What sweeps do to a person who is being trafficked is displace them, create a lack of physical and emotional safety, increase isolation, and enforce a larger dependence upon pimps and other intermediaries. They create increased tension and distrust between law enforcement and homeless communities and further disempower people by robbing them of a chance to participate in problem solving the issues that are affecting their community. “Protecting” sex trafficking victims from rape and exploitation by displacing them is a little like robbing Peter to pay Paul. The communities that homeless folks live in often become their keys to survival as they learn where life-saving resources are and which people will help them with what. Jerking a person, particularly a youth, away from their pimp without a safety net can also have extreme fallout in that many trafficking victims have become dependent on their pimp and will be extremely vulnerable to all sorts of predatory street behavior they haven’t been used to negotiating alone.

What the city needs to do instead is acknowledge sex work or “prostitution” exists. This is the first step to peeling back the stigma that ensnares both the trafficking survivor and sex worker communities. The safety and health of survivors of human trafficking actually depends a great deal on how a given society treats its sex workers—both via the legal system and through societal and cultural expectations. One of the primary ways the legal system could begin to change course from ineffective sweeps to a better pproach is by regularly consulting sex workers and trafficking survivors on policies that affect them. The law influences culture and vice versa. To create change in the legal system is to create change in the cultural and social systems of America. Acknowledge that we have valid expertise in these fields and set a precedent by allowing our voices to have a platform. Include us in the creation of our own destinies.

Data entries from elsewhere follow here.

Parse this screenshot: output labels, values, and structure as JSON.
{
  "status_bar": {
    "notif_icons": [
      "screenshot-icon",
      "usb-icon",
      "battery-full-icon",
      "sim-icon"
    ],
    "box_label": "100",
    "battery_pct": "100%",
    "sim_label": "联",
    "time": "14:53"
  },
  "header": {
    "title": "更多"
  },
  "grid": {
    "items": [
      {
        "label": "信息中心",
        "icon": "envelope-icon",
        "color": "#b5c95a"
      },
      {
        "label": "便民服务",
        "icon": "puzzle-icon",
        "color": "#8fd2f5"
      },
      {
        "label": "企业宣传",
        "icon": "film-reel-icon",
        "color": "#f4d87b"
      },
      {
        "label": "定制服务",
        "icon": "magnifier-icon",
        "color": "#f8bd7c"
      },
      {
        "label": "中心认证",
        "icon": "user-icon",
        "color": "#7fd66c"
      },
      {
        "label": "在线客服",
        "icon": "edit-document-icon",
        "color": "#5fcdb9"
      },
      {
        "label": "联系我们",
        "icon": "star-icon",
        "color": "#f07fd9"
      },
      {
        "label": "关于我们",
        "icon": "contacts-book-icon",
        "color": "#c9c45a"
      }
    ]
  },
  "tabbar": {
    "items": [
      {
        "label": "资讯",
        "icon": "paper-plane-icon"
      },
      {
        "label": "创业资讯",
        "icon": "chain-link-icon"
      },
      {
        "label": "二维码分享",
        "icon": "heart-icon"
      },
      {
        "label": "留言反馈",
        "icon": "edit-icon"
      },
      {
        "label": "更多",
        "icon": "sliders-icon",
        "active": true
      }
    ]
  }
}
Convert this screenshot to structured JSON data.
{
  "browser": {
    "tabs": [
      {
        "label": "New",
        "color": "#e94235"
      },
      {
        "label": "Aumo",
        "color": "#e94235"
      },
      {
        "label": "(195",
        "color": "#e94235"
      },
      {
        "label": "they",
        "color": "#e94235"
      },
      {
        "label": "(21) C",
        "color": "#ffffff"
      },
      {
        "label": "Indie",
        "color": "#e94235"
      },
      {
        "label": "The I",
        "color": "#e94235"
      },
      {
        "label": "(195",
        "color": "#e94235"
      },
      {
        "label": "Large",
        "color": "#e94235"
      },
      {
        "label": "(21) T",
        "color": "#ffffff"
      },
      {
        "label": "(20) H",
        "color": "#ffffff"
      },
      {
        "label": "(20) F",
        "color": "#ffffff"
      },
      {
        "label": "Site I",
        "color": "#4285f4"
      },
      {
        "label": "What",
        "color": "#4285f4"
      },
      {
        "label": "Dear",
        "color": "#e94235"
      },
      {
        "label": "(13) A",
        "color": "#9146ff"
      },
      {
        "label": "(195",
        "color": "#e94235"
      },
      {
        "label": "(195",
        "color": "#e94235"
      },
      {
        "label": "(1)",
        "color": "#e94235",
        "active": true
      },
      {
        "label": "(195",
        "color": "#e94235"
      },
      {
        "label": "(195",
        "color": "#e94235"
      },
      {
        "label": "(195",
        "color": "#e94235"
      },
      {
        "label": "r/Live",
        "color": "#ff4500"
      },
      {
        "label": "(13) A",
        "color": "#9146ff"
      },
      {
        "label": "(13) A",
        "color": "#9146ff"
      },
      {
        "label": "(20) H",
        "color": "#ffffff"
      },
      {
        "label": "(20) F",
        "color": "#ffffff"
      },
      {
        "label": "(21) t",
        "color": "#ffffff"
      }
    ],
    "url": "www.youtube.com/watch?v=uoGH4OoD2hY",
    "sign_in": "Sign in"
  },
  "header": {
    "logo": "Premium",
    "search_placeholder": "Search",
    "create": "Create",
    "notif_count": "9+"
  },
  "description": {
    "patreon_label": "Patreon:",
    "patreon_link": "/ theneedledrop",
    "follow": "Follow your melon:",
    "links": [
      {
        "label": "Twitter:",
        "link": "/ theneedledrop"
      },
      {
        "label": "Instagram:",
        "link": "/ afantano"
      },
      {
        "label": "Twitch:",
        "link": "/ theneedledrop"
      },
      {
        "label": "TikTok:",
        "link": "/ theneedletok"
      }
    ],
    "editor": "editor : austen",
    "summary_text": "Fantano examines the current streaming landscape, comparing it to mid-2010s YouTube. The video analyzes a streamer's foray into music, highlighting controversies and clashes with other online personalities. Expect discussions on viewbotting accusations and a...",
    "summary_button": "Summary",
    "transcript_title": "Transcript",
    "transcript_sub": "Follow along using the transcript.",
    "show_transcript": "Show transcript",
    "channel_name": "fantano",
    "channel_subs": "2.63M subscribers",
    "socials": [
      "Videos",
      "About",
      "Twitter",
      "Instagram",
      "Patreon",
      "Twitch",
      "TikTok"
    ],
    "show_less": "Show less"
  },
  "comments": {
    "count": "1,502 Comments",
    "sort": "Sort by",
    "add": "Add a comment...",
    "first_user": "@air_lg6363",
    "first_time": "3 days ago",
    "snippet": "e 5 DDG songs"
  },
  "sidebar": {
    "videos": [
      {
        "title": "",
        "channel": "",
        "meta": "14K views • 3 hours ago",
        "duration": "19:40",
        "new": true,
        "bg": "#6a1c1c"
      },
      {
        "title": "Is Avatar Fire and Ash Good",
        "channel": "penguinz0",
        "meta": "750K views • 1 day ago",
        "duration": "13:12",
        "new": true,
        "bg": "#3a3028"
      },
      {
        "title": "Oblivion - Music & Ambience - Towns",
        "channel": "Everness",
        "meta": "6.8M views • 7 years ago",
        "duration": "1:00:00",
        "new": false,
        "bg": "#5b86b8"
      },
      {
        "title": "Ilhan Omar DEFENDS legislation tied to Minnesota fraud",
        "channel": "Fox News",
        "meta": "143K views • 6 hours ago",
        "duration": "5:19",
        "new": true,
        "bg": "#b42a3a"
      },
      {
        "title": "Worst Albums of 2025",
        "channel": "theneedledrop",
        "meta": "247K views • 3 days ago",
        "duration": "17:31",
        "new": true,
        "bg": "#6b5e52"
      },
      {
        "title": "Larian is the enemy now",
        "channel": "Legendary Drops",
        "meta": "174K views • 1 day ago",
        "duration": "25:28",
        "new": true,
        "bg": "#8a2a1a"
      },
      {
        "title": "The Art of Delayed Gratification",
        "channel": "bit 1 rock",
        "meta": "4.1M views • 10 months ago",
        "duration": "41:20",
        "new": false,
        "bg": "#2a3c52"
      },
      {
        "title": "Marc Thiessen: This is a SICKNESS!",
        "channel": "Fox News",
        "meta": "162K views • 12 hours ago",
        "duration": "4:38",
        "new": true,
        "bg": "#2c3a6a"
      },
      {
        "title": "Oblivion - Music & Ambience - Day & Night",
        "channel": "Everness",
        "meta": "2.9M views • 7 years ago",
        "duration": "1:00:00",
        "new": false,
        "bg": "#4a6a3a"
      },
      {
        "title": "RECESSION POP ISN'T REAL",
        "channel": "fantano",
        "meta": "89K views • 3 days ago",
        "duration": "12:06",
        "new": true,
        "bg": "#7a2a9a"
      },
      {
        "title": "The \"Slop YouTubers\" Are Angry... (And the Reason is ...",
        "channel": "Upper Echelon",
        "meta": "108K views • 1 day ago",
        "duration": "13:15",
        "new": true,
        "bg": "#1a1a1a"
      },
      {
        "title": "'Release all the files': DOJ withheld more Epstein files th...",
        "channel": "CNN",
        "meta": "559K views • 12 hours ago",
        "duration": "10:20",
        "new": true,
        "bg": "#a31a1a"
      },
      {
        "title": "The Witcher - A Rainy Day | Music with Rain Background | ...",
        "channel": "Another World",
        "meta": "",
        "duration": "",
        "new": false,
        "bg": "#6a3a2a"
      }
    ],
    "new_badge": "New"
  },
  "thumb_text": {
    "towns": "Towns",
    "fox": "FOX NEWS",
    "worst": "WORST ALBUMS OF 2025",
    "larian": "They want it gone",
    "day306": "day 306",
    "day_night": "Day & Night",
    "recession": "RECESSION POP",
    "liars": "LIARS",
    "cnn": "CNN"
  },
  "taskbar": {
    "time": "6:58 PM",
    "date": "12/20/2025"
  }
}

Laura LeMoon has worked with sex workers in San Francisco, Seattle, and Kolkata, India. Today, she works as a disease, research, and intervention specialist on the National HIV Behavioral Surveillance (NHBS), which this year focuses on HIV risk and women who exchange sex. She co-founded a sex workers’ collective in Seattle that works to provide harm reduction services to street-based sex workers.

Smitty Buckler is an artist, organizer, writer, performer, dancer, coder, researcher, healer, and advocate. They currently are ombudsperson at SWOP USA and are creating an anti-racism, anti-oppression community advisory board.